It is worth noting too that the Nambu was never officially adopted by the Japanese military. Japanese officers were expected to purchase their own pistols, and instead, the Nambu was made available for officers to purchase. The Nambu was mainly produced by the Tokyo Arsenal, while some models were also made by the Tokyo Gas and Electric Company. Some two hundred thousand models in total—of both the Type A and the Type 14—were produced by the end of World War II.
The gun fired the 8-millimeter cartridge, which was considered under-powered compared to the other handguns of the era.

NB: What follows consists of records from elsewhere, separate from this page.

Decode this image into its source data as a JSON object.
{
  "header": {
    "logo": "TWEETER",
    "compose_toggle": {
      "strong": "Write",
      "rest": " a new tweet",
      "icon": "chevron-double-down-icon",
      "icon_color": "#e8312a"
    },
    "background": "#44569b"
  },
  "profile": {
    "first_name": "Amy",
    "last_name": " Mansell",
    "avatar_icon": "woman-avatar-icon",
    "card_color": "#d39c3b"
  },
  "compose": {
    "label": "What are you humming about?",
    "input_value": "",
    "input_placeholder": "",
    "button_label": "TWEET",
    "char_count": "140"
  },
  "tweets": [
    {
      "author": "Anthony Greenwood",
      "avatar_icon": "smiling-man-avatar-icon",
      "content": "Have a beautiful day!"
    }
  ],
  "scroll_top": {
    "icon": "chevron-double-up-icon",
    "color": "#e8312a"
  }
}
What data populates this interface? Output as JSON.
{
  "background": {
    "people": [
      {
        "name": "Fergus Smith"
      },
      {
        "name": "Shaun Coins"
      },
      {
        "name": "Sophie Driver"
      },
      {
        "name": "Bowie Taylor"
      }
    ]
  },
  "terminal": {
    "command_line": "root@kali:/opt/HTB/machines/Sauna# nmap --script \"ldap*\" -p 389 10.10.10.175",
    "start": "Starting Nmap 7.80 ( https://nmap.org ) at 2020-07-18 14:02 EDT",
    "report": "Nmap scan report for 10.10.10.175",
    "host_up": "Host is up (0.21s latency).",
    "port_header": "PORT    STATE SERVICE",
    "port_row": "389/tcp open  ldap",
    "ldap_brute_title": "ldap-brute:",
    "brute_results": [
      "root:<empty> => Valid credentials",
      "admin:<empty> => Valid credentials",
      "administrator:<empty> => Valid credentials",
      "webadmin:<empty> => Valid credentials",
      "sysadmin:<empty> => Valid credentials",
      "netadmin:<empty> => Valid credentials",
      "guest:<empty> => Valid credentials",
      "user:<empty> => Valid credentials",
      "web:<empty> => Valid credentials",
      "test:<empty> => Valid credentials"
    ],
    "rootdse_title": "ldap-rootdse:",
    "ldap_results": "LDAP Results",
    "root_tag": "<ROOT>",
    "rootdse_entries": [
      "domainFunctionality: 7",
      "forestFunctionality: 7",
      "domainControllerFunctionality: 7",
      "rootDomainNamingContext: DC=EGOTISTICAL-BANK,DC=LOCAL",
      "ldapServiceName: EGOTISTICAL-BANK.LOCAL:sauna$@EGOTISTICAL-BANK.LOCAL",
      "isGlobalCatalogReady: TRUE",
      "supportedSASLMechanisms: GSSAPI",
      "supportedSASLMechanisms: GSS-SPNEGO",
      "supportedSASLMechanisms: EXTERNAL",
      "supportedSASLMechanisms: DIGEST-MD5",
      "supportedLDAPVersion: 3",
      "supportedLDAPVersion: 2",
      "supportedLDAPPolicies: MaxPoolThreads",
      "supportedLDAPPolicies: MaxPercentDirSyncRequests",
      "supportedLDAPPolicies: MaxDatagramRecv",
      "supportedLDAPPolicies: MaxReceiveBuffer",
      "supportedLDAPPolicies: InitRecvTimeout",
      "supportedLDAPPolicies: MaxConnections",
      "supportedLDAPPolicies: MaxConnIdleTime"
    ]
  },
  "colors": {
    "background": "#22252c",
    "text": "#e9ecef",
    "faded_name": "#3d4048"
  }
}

Additional shortcomings included crude sights and weak magazine springs that resulted in misfires. However, the gun did catch the eye of the William B. Ruger, a U.S. Marine who went on to create the Ruger Standard after duplicating two Baby Nambus in his garage after the war.
Type 94 (Japan)
The Type 14 was not the only Japanese pistol designed by Kijiro Nambu, who also was responsible for the 1934 designed Type 94 (based on the Japanese year 2094, which was believed to be the date from the creation of the world). It was designed to be smaller and simpler to produce than the Type 14 but still used the same 8mm rounds. The gun is known for a quite serious design flaw, which allowed for the gun to be accidentally discharged by pressing the exposed trigger bar on the left-hand side of the receiver. Countering this claim is the opinion that the safety should always be on until the gun is ready to be fired, but it seems to be a real flaw none-the-less.
Some seventy-two thousand Type 94 pistols were made by the end of the war, and quality diminished greatly during the later stages of the war, and many of these cruder versions are the ones that were brought home in large numbers by returning American GIs, adding to the mythos of the poor quality of the Japanese Type 94 pistol.
Peter Suciu is a Michigan-based writer who has contributed to more than four dozen magazines, newspapers and websites. He is the author of several books on military headgear including A Gallery of Military Headdress, which is available on Amazon.com.
Image: Wikimedia Commons / Daderot